* _Task statement_: From the material beneath, pull every line with the word "mean".

* _Task inputs_:
* * * * *
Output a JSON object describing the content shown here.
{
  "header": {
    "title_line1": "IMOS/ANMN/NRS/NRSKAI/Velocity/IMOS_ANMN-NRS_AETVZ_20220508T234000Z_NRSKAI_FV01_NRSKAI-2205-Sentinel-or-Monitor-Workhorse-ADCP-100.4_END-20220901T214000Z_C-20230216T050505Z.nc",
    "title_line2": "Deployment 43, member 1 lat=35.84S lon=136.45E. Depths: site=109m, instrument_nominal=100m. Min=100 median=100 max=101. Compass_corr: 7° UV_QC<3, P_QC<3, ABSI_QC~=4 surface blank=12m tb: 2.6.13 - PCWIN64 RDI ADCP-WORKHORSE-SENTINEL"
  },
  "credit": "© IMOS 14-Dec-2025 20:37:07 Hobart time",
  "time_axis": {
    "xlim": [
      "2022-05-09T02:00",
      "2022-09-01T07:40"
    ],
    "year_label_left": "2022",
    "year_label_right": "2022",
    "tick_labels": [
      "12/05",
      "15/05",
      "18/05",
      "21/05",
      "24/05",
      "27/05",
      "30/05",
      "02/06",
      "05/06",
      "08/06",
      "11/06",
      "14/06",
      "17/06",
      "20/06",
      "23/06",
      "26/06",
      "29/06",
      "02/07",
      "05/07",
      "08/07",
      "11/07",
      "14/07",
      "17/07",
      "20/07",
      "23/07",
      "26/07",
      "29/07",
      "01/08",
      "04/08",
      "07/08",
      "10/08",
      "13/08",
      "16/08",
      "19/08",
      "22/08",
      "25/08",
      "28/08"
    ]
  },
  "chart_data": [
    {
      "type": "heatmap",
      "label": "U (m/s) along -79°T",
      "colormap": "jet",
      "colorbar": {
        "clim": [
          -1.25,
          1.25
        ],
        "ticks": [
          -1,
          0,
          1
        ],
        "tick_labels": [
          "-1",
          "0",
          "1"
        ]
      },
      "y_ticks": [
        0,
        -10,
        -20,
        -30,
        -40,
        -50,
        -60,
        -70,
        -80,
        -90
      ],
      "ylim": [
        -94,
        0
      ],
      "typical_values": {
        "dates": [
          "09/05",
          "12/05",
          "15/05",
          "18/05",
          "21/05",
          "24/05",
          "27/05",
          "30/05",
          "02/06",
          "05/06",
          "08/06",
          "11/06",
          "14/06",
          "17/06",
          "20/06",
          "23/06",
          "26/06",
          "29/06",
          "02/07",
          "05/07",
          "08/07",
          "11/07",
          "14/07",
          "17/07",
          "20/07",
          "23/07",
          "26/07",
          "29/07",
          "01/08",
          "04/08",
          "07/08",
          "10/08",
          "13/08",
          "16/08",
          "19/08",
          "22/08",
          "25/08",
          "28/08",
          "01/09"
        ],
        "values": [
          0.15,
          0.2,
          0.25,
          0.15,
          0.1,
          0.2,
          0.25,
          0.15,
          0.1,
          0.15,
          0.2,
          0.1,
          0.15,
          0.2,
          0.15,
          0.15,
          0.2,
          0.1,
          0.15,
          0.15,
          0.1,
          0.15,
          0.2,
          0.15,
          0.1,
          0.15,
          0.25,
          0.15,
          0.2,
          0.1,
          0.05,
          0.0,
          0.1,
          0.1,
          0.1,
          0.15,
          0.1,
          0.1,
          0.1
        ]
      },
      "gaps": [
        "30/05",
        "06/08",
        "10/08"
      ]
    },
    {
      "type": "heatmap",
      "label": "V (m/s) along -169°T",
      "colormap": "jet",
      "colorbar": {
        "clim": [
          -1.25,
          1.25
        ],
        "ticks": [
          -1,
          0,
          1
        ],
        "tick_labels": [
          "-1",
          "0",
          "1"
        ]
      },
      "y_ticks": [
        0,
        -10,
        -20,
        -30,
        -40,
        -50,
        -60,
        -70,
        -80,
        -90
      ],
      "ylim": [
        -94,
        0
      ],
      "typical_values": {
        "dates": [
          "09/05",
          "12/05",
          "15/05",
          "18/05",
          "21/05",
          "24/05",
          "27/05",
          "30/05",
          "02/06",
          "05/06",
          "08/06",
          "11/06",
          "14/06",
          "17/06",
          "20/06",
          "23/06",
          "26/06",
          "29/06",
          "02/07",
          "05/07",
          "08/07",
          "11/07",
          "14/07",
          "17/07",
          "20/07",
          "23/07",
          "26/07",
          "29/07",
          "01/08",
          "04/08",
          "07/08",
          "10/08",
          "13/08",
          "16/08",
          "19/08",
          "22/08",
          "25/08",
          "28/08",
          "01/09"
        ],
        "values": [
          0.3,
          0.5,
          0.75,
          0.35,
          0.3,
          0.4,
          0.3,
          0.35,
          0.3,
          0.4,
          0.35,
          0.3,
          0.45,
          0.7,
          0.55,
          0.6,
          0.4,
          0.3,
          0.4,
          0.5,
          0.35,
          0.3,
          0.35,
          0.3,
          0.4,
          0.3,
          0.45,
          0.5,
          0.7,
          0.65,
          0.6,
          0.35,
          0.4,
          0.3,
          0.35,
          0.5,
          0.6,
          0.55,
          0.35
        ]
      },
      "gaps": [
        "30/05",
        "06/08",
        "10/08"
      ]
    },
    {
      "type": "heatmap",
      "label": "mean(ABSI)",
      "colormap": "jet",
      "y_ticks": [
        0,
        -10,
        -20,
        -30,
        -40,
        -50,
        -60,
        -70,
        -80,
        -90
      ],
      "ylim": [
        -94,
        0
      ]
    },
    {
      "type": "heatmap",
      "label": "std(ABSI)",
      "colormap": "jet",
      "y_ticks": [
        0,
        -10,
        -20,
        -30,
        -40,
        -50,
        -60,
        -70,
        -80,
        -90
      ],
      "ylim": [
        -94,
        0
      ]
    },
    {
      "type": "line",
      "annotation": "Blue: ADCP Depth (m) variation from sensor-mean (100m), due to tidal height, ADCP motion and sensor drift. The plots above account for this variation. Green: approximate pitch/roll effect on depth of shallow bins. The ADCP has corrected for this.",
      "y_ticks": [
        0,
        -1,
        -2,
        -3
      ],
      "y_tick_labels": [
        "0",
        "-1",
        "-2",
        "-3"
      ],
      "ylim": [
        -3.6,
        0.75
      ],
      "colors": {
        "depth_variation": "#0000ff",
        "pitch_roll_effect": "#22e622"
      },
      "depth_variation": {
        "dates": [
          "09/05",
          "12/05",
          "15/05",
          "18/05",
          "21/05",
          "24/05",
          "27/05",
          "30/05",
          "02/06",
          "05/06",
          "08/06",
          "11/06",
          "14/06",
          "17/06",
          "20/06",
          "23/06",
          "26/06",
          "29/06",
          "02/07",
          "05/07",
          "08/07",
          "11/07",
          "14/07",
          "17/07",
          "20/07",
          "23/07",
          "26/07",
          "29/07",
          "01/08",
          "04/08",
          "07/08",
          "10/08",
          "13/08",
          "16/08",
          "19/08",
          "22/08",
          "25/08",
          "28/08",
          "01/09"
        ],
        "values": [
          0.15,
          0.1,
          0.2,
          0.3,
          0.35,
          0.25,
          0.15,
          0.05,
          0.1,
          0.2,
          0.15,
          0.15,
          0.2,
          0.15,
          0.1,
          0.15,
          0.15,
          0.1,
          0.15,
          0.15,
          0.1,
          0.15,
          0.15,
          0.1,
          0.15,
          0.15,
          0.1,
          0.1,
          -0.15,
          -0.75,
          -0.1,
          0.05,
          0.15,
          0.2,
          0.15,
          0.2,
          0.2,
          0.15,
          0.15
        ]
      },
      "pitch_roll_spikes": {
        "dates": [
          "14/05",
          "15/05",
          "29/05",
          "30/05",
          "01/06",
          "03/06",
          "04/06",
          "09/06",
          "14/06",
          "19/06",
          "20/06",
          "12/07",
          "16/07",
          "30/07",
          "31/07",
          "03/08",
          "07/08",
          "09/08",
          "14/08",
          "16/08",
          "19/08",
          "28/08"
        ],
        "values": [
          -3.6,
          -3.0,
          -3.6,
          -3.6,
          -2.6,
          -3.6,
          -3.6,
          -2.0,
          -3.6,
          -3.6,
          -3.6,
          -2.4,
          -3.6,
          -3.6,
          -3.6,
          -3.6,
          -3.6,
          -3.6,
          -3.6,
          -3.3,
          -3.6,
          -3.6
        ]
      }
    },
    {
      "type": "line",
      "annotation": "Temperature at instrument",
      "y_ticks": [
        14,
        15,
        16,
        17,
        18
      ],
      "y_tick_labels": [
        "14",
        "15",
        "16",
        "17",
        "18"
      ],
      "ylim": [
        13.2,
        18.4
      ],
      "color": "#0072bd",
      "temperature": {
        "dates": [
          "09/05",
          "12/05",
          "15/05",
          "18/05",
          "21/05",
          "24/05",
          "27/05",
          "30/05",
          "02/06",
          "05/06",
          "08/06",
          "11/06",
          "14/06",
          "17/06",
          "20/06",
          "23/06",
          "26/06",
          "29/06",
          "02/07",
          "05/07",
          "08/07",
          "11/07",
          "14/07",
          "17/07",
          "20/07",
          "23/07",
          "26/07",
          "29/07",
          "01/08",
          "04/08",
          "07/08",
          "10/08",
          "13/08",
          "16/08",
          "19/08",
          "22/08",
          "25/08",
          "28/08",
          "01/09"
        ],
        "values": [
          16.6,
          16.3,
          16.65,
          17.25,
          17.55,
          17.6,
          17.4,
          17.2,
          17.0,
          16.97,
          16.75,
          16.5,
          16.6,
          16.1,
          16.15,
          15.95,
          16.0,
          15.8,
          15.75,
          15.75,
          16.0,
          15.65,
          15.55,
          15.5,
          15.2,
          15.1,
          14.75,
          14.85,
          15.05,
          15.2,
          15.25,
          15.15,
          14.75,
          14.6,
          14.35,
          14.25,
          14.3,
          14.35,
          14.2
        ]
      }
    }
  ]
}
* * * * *
* _Solution_:
      "label": "mean(ABSI)",
      "annotation": "Blue: ADCP Depth (m) variation from sensor-mean (100m), due to tidal height, ADCP motion and sensor drift. The plots above account for this variation. Green: approximate pitch/roll effect on depth of shallow bins. The ADCP has corrected for this.",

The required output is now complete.